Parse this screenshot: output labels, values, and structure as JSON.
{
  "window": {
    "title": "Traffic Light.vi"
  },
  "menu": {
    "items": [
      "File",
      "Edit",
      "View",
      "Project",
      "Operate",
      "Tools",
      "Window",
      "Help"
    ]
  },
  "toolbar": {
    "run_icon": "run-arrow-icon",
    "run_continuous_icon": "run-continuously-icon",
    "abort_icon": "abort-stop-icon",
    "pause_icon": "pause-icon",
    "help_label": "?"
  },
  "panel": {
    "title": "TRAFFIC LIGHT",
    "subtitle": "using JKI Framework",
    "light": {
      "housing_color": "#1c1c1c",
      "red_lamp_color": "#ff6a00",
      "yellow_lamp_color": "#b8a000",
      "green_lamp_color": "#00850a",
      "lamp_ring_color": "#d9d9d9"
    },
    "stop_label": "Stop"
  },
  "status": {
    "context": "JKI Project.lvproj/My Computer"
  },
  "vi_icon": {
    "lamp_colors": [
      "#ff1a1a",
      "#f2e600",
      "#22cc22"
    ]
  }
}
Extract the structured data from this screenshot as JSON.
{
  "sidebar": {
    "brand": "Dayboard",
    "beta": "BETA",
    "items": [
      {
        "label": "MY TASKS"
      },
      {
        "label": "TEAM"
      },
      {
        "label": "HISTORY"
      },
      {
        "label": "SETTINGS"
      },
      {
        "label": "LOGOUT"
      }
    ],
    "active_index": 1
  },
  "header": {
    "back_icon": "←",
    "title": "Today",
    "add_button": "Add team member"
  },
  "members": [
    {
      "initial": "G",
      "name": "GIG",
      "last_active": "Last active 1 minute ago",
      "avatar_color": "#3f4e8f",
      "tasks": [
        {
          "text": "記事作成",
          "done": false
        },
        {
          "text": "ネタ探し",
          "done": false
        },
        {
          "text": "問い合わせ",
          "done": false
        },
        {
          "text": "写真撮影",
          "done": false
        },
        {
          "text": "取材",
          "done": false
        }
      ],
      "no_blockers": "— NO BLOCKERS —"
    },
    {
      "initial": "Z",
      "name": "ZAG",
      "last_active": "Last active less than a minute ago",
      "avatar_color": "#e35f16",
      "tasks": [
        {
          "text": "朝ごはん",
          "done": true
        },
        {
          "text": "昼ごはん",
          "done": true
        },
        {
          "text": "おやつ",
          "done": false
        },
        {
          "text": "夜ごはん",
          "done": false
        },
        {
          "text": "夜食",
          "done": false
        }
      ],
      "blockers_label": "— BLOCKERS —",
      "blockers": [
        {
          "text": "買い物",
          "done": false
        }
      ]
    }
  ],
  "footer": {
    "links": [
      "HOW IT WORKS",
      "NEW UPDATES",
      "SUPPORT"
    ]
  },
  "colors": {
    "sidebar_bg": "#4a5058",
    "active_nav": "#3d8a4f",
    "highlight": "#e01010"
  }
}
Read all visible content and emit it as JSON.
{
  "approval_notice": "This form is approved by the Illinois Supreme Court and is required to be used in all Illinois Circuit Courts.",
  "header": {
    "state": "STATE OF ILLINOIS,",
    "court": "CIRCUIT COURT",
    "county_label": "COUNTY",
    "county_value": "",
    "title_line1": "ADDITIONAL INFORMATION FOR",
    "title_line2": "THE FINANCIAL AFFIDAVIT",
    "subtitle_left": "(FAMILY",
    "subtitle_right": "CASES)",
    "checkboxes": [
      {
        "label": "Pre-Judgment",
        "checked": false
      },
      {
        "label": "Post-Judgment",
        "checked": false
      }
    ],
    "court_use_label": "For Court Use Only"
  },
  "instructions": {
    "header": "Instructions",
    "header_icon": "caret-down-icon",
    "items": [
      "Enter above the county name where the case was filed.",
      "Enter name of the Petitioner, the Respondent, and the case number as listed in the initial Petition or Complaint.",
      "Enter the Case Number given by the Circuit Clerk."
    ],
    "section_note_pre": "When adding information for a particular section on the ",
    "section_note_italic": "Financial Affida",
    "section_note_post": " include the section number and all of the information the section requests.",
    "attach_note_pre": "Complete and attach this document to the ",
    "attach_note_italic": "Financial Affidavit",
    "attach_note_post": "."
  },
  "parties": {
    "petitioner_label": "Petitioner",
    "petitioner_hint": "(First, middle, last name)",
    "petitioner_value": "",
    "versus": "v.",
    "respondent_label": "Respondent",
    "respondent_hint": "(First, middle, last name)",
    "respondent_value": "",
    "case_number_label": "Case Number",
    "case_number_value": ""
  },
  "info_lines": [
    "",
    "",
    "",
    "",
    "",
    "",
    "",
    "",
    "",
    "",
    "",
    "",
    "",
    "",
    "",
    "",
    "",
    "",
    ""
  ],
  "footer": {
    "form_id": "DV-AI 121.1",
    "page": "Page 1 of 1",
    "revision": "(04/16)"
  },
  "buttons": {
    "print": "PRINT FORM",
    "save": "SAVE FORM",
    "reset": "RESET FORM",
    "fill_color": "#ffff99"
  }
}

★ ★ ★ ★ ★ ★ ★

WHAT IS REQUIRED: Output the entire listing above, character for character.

RESPONSE BOX:
Parse this screenshot: output labels, values, and structure as JSON.
{
  "window": {
    "title": "Traffic Light.vi"
  },
  "menu": {
    "items": [
      "File",
      "Edit",
      "View",
      "Project",
      "Operate",
      "Tools",
      "Window",
      "Help"
    ]
  },
  "toolbar": {
    "run_icon": "run-arrow-icon",
    "run_continuous_icon": "run-continuously-icon",
    "abort_icon": "abort-stop-icon",
    "pause_icon": "pause-icon",
    "help_label": "?"
  },
  "panel": {
    "title": "TRAFFIC LIGHT",
    "subtitle": "using JKI Framework",
    "light": {
      "housing_color": "#1c1c1c",
      "red_lamp_color": "#ff6a00",
      "yellow_lamp_color": "#b8a000",
      "green_lamp_color": "#00850a",
      "lamp_ring_color": "#d9d9d9"
    },
    "stop_label": "Stop"
  },
  "status": {
    "context": "JKI Project.lvproj/My Computer"
  },
  "vi_icon": {
    "lamp_colors": [
      "#ff1a1a",
      "#f2e600",
      "#22cc22"
    ]
  }
}
Extract the structured data from this screenshot as JSON.
{
  "sidebar": {
    "brand": "Dayboard",
    "beta": "BETA",
    "items": [
      {
        "label": "MY TASKS"
      },
      {
        "label": "TEAM"
      },
      {
        "label": "HISTORY"
      },
      {
        "label": "SETTINGS"
      },
      {
        "label": "LOGOUT"
      }
    ],
    "active_index": 1
  },
  "header": {
    "back_icon": "←",
    "title": "Today",
    "add_button": "Add team member"
  },
  "members": [
    {
      "initial": "G",
      "name": "GIG",
      "last_active": "Last active 1 minute ago",
      "avatar_color": "#3f4e8f",
      "tasks": [
        {
          "text": "記事作成",
          "done": false
        },
        {
          "text": "ネタ探し",
          "done": false
        },
        {
          "text": "問い合わせ",
          "done": false
        },
        {
          "text": "写真撮影",
          "done": false
        },
        {
          "text": "取材",
          "done": false
        }
      ],
      "no_blockers": "— NO BLOCKERS —"
    },
    {
      "initial": "Z",
      "name": "ZAG",
      "last_active": "Last active less than a minute ago",
      "avatar_color": "#e35f16",
      "tasks": [
        {
          "text": "朝ごはん",
          "done": true
        },
        {
          "text": "昼ごはん",
          "done": true
        },
        {
          "text": "おやつ",
          "done": false
        },
        {
          "text": "夜ごはん",
          "done": false
        },
        {
          "text": "夜食",
          "done": false
        }
      ],
      "blockers_label": "— BLOCKERS —",
      "blockers": [
        {
          "text": "買い物",
          "done": false
        }
      ]
    }
  ],
  "footer": {
    "links": [
      "HOW IT WORKS",
      "NEW UPDATES",
      "SUPPORT"
    ]
  },
  "colors": {
    "sidebar_bg": "#4a5058",
    "active_nav": "#3d8a4f",
    "highlight": "#e01010"
  }
}
Read all visible content and emit it as JSON.
{
  "approval_notice": "This form is approved by the Illinois Supreme Court and is required to be used in all Illinois Circuit Courts.",
  "header": {
    "state": "STATE OF ILLINOIS,",
    "court": "CIRCUIT COURT",
    "county_label": "COUNTY",
    "county_value": "",
    "title_line1": "ADDITIONAL INFORMATION FOR",
    "title_line2": "THE FINANCIAL AFFIDAVIT",
    "subtitle_left": "(FAMILY",
    "subtitle_right": "CASES)",
    "checkboxes": [
      {
        "label": "Pre-Judgment",
        "checked": false
      },
      {
        "label": "Post-Judgment",
        "checked": false
      }
    ],
    "court_use_label": "For Court Use Only"
  },
  "instructions": {
    "header": "Instructions",
    "header_icon": "caret-down-icon",
    "items": [
      "Enter above the county name where the case was filed.",
      "Enter name of the Petitioner, the Respondent, and the case number as listed in the initial Petition or Complaint.",
      "Enter the Case Number given by the Circuit Clerk."
    ],
    "section_note_pre": "When adding information for a particular section on the ",
    "section_note_italic": "Financial Affida",
    "section_note_post": " include the section number and all of the information the section requests.",
    "attach_note_pre": "Complete and attach this document to the ",
    "attach_note_italic": "Financial Affidavit",
    "attach_note_post": "."
  },
  "parties": {
    "petitioner_label": "Petitioner",
    "petitioner_hint": "(First, middle, last name)",
    "petitioner_value": "",
    "versus": "v.",
    "respondent_label": "Respondent",
    "respondent_hint": "(First, middle, last name)",
    "respondent_value": "",
    "case_number_label": "Case Number",
    "case_number_value": ""
  },
  "info_lines": [
    "",
    "",
    "",
    "",
    "",
    "",
    "",
    "",
    "",
    "",
    "",
    "",
    "",
    "",
    "",
    "",
    "",
    "",
    ""
  ],
  "footer": {
    "form_id": "DV-AI 121.1",
    "page": "Page 1 of 1",
    "revision": "(04/16)"
  },
  "buttons": {
    "print": "PRINT FORM",
    "save": "SAVE FORM",
    "reset": "RESET FORM",
    "fill_color": "#ffff99"
  }
}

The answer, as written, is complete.